» PROBLEM REQUIREMENTS:
What is the number of lines in these entries that contain "value"? State it alone.

Interface dataset entries
========================================

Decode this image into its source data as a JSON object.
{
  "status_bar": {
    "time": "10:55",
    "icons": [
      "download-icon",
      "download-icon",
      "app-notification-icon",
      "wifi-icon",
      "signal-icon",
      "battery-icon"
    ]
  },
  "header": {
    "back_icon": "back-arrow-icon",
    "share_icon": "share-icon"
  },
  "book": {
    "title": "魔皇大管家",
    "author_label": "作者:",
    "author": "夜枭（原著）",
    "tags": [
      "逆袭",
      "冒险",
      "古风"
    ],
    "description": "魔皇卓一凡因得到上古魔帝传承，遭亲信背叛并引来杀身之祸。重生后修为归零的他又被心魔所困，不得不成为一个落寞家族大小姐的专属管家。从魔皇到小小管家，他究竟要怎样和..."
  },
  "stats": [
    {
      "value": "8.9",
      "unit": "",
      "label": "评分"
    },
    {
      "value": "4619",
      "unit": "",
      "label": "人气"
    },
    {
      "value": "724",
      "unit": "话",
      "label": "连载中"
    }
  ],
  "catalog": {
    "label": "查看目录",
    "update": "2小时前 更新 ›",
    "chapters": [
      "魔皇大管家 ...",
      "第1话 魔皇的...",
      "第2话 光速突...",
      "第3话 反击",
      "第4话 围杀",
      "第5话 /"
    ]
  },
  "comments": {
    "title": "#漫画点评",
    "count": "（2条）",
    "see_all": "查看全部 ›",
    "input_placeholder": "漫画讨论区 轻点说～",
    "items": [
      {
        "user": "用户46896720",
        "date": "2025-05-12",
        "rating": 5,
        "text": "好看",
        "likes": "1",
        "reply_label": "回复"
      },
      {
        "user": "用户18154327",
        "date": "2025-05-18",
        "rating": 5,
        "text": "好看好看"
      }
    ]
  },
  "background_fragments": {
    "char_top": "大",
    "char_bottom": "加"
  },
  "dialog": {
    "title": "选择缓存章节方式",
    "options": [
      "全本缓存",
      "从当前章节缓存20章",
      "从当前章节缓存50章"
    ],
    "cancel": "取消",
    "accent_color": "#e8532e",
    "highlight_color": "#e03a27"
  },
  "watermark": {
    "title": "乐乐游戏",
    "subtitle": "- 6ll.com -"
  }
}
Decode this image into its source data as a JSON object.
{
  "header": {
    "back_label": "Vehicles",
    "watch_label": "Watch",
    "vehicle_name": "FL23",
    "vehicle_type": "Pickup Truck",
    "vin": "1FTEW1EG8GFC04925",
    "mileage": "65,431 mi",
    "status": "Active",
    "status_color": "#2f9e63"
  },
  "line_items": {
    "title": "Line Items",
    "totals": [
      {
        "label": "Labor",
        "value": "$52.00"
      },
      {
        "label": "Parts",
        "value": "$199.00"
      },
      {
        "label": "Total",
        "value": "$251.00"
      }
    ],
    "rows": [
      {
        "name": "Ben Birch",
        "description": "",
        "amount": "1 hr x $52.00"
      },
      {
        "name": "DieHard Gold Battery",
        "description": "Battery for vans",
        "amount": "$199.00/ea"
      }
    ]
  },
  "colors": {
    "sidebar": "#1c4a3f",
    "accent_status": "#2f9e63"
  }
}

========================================

» RESPONSE FOR THIS EXERCISE:
6